I found the Lao people to be the most fascinating part of traveling through Laos. I was happily surprised to see how rich their culture was and how so many people were still living according to their old traditions.
Laos is NOT known as the land of smiles, but the people here are still so special, and very genuine in their own way.
Below are 5 things that sum up my experience with the Lao people – and just to make sure, these are not facts but my own perception and experience from spending 3 weeks there.
1. Men Are Very Homely
It was a very common sight to see men of all ages carrying around babies on their backs and in their arms, feeding them, hushing them to sleep and just general baby sitting – without the mother in sight.
They really took time with their kids and gave them attention, playing with them.
They also seemed very interested in other people’s kids, always toddling with the babies when sharing a songtheaw (bus á la tuk tuk style) ride.
2. The Kids Are The Most Adorable I’ve Ever Met
I’ve never met so many kids in a country who shyly whisper or loudly yell ‘hello’ to you from the street, river, moped or home.
They were so curious, and those who were brave enough – smiled, laughed and said hello to you over and over again until you were out of sight.
You cannot help but to smile and say hello back …
3. The Bus Drivers Have a Death Wish
When I mentioned the things I’ve learnt about Thai people someone asked why I didn’t mention the driving.
The Thai people are known for their careless driving, and the streets there were chaos, but at least the bus drivers had some common sense.
In Laos – they didn’t.
70 people in a 50 seat bus does not make sense, especially when you’re not using your breaks on the steep, windy mountain roads…
Chickens and roosters on the road? Who cares, they had it coming! Feathers were constantly sweeping past our windows … travel around Laos really isn’t for the faint-hearted!
4. They Want To Avoid Any And All Confrontation
It’s not the most obvious friendliness and they don’t take you in with open arms, they are more stand-offish. However, if you gain a little bit of trust, you will see that they’re actually very friendly people.
They are also, like the Thai people, afraid of confrontations.
Sometimes it’s really refreshing, other times it’s really frustrating, especially when you just want to get a straight answer to a question.
Their way of dealing with it is usually to laugh it off as a joke – which makes for a pretty funny and confusing situation. You might not get a straight answer, but you always leave with a confused smile on your face.
5. Women And Men Work Together
Usually women and men have their own places in which they work; but in Laos the roles are very mixed.
The men and women work together.
It’s not uncommon to see men standing in stalls cooking street food and banana pancakes, and women working the street as road workers.

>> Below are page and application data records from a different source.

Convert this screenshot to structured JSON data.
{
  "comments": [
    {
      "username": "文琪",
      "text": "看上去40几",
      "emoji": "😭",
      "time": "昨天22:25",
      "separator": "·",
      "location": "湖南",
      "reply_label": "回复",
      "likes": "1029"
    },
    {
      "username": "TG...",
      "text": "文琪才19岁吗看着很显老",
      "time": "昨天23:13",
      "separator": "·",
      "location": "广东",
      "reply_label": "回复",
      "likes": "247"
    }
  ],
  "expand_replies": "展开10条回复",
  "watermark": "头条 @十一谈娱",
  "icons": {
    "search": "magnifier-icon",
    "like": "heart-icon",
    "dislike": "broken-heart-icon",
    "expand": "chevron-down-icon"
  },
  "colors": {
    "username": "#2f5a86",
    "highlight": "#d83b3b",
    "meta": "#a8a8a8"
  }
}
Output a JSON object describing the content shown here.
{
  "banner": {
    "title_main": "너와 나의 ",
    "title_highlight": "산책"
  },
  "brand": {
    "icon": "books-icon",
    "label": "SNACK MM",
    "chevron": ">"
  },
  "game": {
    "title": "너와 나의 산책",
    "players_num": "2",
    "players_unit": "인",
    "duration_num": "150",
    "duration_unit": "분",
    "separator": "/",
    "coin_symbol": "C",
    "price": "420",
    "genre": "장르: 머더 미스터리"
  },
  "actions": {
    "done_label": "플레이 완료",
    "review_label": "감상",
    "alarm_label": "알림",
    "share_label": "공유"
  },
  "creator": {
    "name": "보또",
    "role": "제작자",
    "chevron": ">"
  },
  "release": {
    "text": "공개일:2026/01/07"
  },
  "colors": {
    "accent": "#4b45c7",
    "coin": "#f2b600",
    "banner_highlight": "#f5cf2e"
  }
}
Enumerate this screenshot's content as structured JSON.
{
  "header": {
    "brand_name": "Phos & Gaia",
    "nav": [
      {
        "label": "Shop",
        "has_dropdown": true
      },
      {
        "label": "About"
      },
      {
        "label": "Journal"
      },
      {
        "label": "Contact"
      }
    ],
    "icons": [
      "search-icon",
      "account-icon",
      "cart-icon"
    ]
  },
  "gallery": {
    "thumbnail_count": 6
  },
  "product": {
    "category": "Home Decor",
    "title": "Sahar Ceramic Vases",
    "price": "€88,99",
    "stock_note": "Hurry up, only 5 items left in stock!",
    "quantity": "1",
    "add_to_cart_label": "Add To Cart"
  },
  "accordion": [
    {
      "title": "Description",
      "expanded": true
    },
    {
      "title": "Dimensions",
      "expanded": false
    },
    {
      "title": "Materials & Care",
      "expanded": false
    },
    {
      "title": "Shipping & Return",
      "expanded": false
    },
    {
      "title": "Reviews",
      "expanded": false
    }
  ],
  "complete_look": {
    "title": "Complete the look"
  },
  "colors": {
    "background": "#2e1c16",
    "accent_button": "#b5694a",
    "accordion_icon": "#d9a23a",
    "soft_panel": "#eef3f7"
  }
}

Both women and men work on tea and coffee plantations, and they both take care of the family.
It seemed as though they did what they were best at, if the man cooked better food, he was the chef, and vice versa.
Have you been to Laos? Can you relate to my experience, and what did you learn about Lao people?